Kerri Kasem and her charity Kasem Cares claim that Cameron Glenar and his Rose Street Productions are refusing to move ahead with the stalled project or deliver to her the raw footage for the feature-length film without a fresh infusion of capital.
Glenar said in promotional materials that his goal for the film was to save lives, but his “intentions suddenly and inexplicably changed” in June, Kasem says in the Nov. 9 complaint.
Kasem says that goal “was replaced with greed — using the documentary to extract a quick six-figure payday from a charitable organization that only wanted to use the documentary to help people and promote its cause.”
Glenar did not respond to an inquiry emailed to his production company on Thursday.
Kasem’s attorney Jesse Kaplan, with Freedman + Taitelman, did not return a phone call.
Casey Kasem was a nationally famous Top 40 disk jockey and voice actor who died in 2014 of complications from dementia.
During the final months of his life and for a time after, he was at the center of a legal battle between his second wife, Jean Thompson Kasem, and his three children from his first marriage, including Kerri Kasem. For a time, Jean Kasem prevented the children from visiting their ailing father, eventually moving him from Southern California to Washington State, where he died.
As a result, Kerri Kasem says in the lawsuit, she became “an outspoken advocate for visitation rights and elder abuse awareness,” and helped found Kasem Cares to assist children kept from their elderly parents and to increase awareness of elder abuse.

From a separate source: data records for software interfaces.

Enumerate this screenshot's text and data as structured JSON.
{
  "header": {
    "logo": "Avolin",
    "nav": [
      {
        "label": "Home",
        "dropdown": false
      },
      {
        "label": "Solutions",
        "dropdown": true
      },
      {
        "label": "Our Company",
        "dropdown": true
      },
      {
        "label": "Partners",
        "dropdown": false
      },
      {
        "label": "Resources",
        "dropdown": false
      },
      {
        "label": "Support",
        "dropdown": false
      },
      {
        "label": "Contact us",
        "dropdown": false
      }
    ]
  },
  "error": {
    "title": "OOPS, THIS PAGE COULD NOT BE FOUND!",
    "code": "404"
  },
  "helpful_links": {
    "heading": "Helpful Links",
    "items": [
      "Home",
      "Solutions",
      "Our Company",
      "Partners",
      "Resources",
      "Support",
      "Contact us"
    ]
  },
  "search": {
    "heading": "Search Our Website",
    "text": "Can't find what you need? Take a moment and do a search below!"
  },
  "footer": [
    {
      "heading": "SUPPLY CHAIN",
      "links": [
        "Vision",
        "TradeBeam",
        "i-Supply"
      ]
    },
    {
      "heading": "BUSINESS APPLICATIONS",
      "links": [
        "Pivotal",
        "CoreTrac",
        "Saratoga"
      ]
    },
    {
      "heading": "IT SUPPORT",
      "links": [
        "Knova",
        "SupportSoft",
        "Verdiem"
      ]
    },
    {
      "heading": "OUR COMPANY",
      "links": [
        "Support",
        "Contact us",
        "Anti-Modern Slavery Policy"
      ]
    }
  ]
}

Glenar was a producer working primarily on reality TV shows when he contacted her in 2014 “to voice his support and share a similar experience concerning his elderly father,” Kasem says in the complaint.
He came up with the idea to create a documentary focusing on her charity’s work and her own experience. But his idea was “nothing more than an unrefined and vague concept,” and “Glenar conceded that he did not have the knowledge or experience to produce a documentary,” Kasem says.
In late 2015, Kasem and her charity and Glenar and his production company began shooting the documentary using Kasem’s materials and interviews with people who had contacted Kasem Cares. The working title was “Isolated,” according to a Kickstarter webpage about the project.
Kasem and Glenar “understood that it was unlikely that the documentary would make any money,” Kasem says in the lawsuit. But at least half of any revenue would go to the charity, according to their “oral or implied agreement,” she says.
She says Kasem Cares provided much of the content for the documentary and was the “fiscal sponsor” and fund raiser of the project. Kasem says she retained creative control and “made valuable and copyrightable creative contributions” to it.
But in June this year, Glenar and Rose Street isolated her from the film, “refused to move forward with production of the documentary” and “sought to exclude Kasem and Kasem Cares” from the project, according to the complaint.
Glenar and his company told the charity “that if it wanted the documentary ‘bad enough,’ Kasem Cares would have to purchase the footage from Glenar,” Kasem says. “Most recently, Glenar demanded $100,000 for the raw documentary footage.”
Kasem demands delivery of the film and punitive damages for breach of contract, breach of fiduciary duty, and copyright violations.